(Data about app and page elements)
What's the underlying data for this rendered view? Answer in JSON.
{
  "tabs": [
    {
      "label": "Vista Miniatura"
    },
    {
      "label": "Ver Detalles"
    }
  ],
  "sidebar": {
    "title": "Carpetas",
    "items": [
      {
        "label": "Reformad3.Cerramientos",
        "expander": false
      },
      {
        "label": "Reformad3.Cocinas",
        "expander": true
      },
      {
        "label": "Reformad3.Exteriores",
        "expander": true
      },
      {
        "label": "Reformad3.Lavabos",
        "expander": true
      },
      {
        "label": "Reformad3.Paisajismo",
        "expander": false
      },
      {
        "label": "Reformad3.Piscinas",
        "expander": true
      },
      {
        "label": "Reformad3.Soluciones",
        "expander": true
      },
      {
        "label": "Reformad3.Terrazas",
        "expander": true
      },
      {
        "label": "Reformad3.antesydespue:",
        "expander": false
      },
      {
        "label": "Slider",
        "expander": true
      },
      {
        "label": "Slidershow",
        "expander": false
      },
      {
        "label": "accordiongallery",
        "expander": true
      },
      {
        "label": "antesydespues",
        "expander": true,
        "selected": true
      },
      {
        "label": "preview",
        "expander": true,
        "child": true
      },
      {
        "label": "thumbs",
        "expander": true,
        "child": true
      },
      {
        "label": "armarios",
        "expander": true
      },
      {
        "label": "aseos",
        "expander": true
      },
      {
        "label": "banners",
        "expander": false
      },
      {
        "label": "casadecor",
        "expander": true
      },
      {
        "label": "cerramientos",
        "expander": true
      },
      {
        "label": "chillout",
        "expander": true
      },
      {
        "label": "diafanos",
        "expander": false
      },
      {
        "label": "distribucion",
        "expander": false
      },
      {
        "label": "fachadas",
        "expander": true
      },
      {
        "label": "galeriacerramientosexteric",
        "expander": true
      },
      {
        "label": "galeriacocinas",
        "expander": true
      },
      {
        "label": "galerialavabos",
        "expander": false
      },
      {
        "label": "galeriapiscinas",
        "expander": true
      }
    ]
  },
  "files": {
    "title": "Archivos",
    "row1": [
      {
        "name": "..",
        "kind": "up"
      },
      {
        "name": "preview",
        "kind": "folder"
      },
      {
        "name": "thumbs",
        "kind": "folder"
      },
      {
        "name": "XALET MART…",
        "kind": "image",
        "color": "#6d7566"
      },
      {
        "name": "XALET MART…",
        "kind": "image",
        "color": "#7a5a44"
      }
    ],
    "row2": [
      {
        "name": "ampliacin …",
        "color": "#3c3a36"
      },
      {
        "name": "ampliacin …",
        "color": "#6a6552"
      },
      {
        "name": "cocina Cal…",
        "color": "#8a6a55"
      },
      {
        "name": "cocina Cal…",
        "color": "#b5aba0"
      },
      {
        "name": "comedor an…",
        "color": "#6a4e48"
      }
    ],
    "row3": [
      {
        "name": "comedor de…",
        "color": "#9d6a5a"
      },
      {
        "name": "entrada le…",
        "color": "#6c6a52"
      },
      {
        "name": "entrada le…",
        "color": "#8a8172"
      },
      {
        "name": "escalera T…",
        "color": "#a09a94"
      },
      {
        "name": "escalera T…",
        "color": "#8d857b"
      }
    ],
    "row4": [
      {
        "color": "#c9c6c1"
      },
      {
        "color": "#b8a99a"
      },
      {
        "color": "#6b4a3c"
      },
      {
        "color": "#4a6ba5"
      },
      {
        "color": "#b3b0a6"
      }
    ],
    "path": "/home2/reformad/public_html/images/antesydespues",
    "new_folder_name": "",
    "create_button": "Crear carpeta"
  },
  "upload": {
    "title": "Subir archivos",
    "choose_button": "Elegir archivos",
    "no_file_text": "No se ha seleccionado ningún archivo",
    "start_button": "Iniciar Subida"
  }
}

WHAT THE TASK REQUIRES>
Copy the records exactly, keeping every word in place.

PROBLEM SOLUTION>
What's the underlying data for this rendered view? Answer in JSON.
{
  "tabs": [
    {
      "label": "Vista Miniatura"
    },
    {
      "label": "Ver Detalles"
    }
  ],
  "sidebar": {
    "title": "Carpetas",
    "items": [
      {
        "label": "Reformad3.Cerramientos",
        "expander": false
      },
      {
        "label": "Reformad3.Cocinas",
        "expander": true
      },
      {
        "label": "Reformad3.Exteriores",
        "expander": true
      },
      {
        "label": "Reformad3.Lavabos",
        "expander": true
      },
      {
        "label": "Reformad3.Paisajismo",
        "expander": false
      },
      {
        "label": "Reformad3.Piscinas",
        "expander": true
      },
      {
        "label": "Reformad3.Soluciones",
        "expander": true
      },
      {
        "label": "Reformad3.Terrazas",
        "expander": true
      },
      {
        "label": "Reformad3.antesydespue:",
        "expander": false
      },
      {
        "label": "Slider",
        "expander": true
      },
      {
        "label": "Slidershow",
        "expander": false
      },
      {
        "label": "accordiongallery",
        "expander": true
      },
      {
        "label": "antesydespues",
        "expander": true,
        "selected": true
      },
      {
        "label": "preview",
        "expander": true,
        "child": true
      },
      {
        "label": "thumbs",
        "expander": true,
        "child": true
      },
      {
        "label": "armarios",
        "expander": true
      },
      {
        "label": "aseos",
        "expander": true
      },
      {
        "label": "banners",
        "expander": false
      },
      {
        "label": "casadecor",
        "expander": true
      },
      {
        "label": "cerramientos",
        "expander": true
      },
      {
        "label": "chillout",
        "expander": true
      },
      {
        "label": "diafanos",
        "expander": false
      },
      {
        "label": "distribucion",
        "expander": false
      },
      {
        "label": "fachadas",
        "expander": true
      },
      {
        "label": "galeriacerramientosexteric",
        "expander": true
      },
      {
        "label": "galeriacocinas",
        "expander": true
      },
      {
        "label": "galerialavabos",
        "expander": false
      },
      {
        "label": "galeriapiscinas",
        "expander": true
      }
    ]
  },
  "files": {
    "title": "Archivos",
    "row1": [
      {
        "name": "..",
        "kind": "up"
      },
      {
        "name": "preview",
        "kind": "folder"
      },
      {
        "name": "thumbs",
        "kind": "folder"
      },
      {
        "name": "XALET MART…",
        "kind": "image",
        "color": "#6d7566"
      },
      {
        "name": "XALET MART…",
        "kind": "image",
        "color": "#7a5a44"
      }
    ],
    "row2": [
      {
        "name": "ampliacin …",
        "color": "#3c3a36"
      },
      {
        "name": "ampliacin …",
        "color": "#6a6552"
      },
      {
        "name": "cocina Cal…",
        "color": "#8a6a55"
      },
      {
        "name": "cocina Cal…",
        "color": "#b5aba0"
      },
      {
        "name": "comedor an…",
        "color": "#6a4e48"
      }
    ],
    "row3": [
      {
        "name": "comedor de…",
        "color": "#9d6a5a"
      },
      {
        "name": "entrada le…",
        "color": "#6c6a52"
      },
      {
        "name": "entrada le…",
        "color": "#8a8172"
      },
      {
        "name": "escalera T…",
        "color": "#a09a94"
      },
      {
        "name": "escalera T…",
        "color": "#8d857b"
      }
    ],
    "row4": [
      {
        "color": "#c9c6c1"
      },
      {
        "color": "#b8a99a"
      },
      {
        "color": "#6b4a3c"
      },
      {
        "color": "#4a6ba5"
      },
      {
        "color": "#b3b0a6"
      }
    ],
    "path": "/home2/reformad/public_html/images/antesydespues",
    "new_folder_name": "",
    "create_button": "Crear carpeta"
  },
  "upload": {
    "title": "Subir archivos",
    "choose_button": "Elegir archivos",
    "no_file_text": "No se ha seleccionado ningún archivo",
    "start_button": "Iniciar Subida"
  }
}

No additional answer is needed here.